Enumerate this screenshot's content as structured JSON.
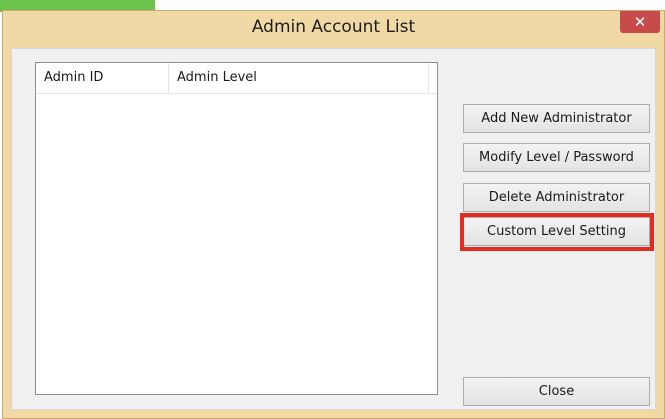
{
  "window": {
    "title": "Admin Account List",
    "close_glyph": "✕"
  },
  "list": {
    "columns": [
      "Admin ID",
      "Admin Level"
    ],
    "rows": []
  },
  "buttons": {
    "add": "Add New Administrator",
    "modify": "Modify Level / Password",
    "delete": "Delete Administrator",
    "custom": "Custom Level Setting",
    "close": "Close"
  },
  "colors": {
    "title_bar": "#f0d9a4",
    "close_button": "#c74b4b",
    "highlight": "#e62b1e",
    "accent_green": "#6cc24a"
  },
  "icons": {
    "close": "close-icon"
  }
}
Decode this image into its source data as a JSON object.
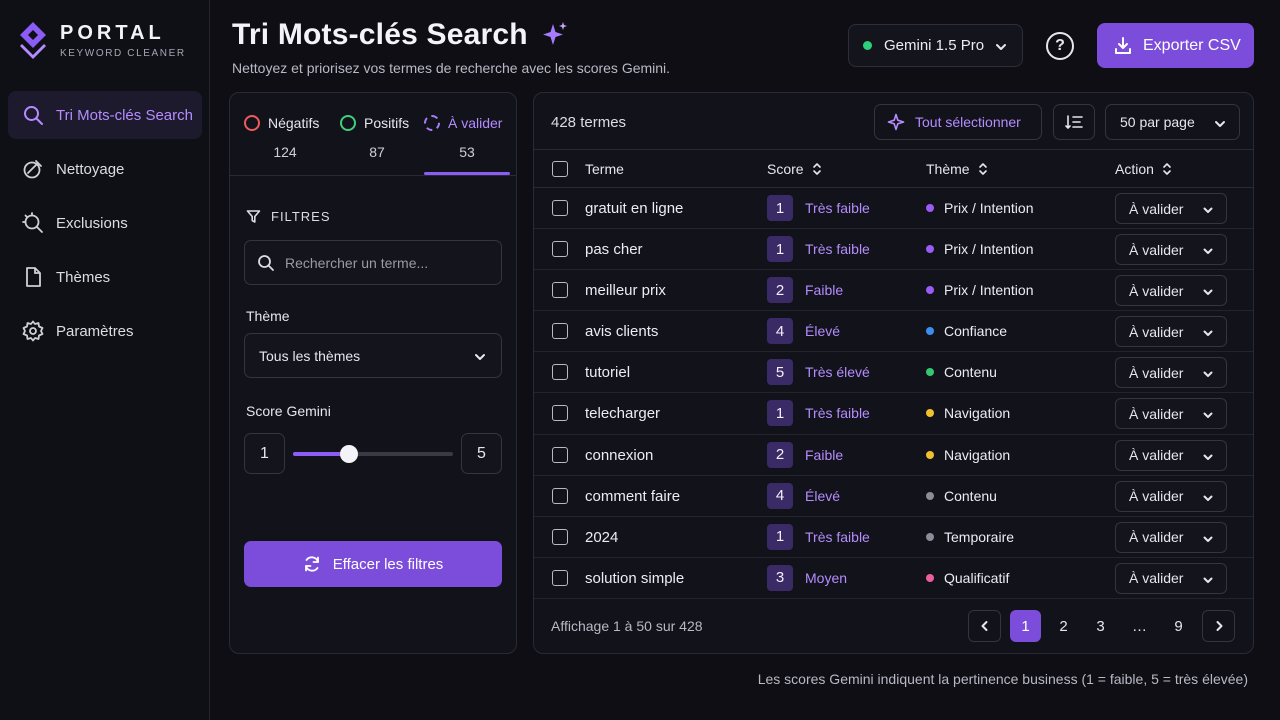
{
  "brand": {
    "name": "PORTAL",
    "subtitle": "KEYWORD CLEANER",
    "logo_icon": "diamond-logo-icon"
  },
  "nav": [
    {
      "label": "Tri Mots-clés Search",
      "icon": "search-icon",
      "active": true
    },
    {
      "label": "Nettoyage",
      "icon": "broom-icon",
      "active": false
    },
    {
      "label": "Exclusions",
      "icon": "exclusion-icon",
      "active": false
    },
    {
      "label": "Thèmes",
      "icon": "document-icon",
      "active": false
    },
    {
      "label": "Paramètres",
      "icon": "gear-icon",
      "active": false
    }
  ],
  "header": {
    "title": "Tri Mots-clés Search",
    "subtitle": "Nettoyez et priorisez vos termes de recherche avec les scores Gemini.",
    "model": "Gemini 1.5 Pro",
    "model_status_color": "#2fd07a",
    "help_label": "?",
    "export_label": "Exporter CSV"
  },
  "tabs": [
    {
      "label": "Négatifs",
      "count": "124",
      "color": "#ef5a5a"
    },
    {
      "label": "Positifs",
      "count": "87",
      "color": "#3fcf7f"
    },
    {
      "label": "À valider",
      "count": "53",
      "color": "#a77bff",
      "active": true
    }
  ],
  "filters": {
    "heading": "FILTRES",
    "search_placeholder": "Rechercher un terme...",
    "theme_label": "Thème",
    "theme_value": "Tous les thèmes",
    "score_label": "Score Gemini",
    "score_min": "1",
    "score_max": "5",
    "score_slider_value": 2.4,
    "clear_label": "Effacer les filtres"
  },
  "table": {
    "count_label": "428 termes",
    "select_all_label": "Tout sélectionner",
    "per_page_label": "50 par page",
    "columns": {
      "term": "Terme",
      "score": "Score",
      "theme": "Thème",
      "action": "Action"
    },
    "rows": [
      {
        "term": "gratuit en ligne",
        "score": "1",
        "score_label": "Très faible",
        "theme": "Prix / Intention",
        "theme_color": "#9b5cf6",
        "action": "À valider"
      },
      {
        "term": "pas cher",
        "score": "1",
        "score_label": "Très faible",
        "theme": "Prix / Intention",
        "theme_color": "#9b5cf6",
        "action": "À valider"
      },
      {
        "term": "meilleur prix",
        "score": "2",
        "score_label": "Faible",
        "theme": "Prix / Intention",
        "theme_color": "#9b5cf6",
        "action": "À valider"
      },
      {
        "term": "avis clients",
        "score": "4",
        "score_label": "Élevé",
        "theme": "Confiance",
        "theme_color": "#3b8ef0",
        "action": "À valider"
      },
      {
        "term": "tutoriel",
        "score": "5",
        "score_label": "Très élevé",
        "theme": "Contenu",
        "theme_color": "#34c76f",
        "action": "À valider"
      },
      {
        "term": "telecharger",
        "score": "1",
        "score_label": "Très faible",
        "theme": "Navigation",
        "theme_color": "#f0c02e",
        "action": "À valider"
      },
      {
        "term": "connexion",
        "score": "2",
        "score_label": "Faible",
        "theme": "Navigation",
        "theme_color": "#f0c02e",
        "action": "À valider"
      },
      {
        "term": "comment faire",
        "score": "4",
        "score_label": "Élevé",
        "theme": "Contenu",
        "theme_color": "#8c8c98",
        "action": "À valider"
      },
      {
        "term": "2024",
        "score": "1",
        "score_label": "Très faible",
        "theme": "Temporaire",
        "theme_color": "#8c8c98",
        "action": "À valider"
      },
      {
        "term": "solution simple",
        "score": "3",
        "score_label": "Moyen",
        "theme": "Qualificatif",
        "theme_color": "#ec5f9e",
        "action": "À valider"
      }
    ],
    "footer_info": "Affichage 1 à 50 sur 428",
    "pages": [
      "1",
      "2",
      "3",
      "…",
      "9"
    ],
    "current_page": "1"
  },
  "note": "Les scores Gemini indiquent la pertinence business (1 = faible, 5 = très élevée)"
}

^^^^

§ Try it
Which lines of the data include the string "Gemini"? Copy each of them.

§ Written solution
    "subtitle": "Nettoyez et priorisez vos termes de recherche avec les scores Gemini.",
    "model": "Gemini 1.5 Pro",
    "score_label": "Score Gemini",
  "note": "Les scores Gemini indiquent la pertinence business (1 = faible, 5 = très élevée)"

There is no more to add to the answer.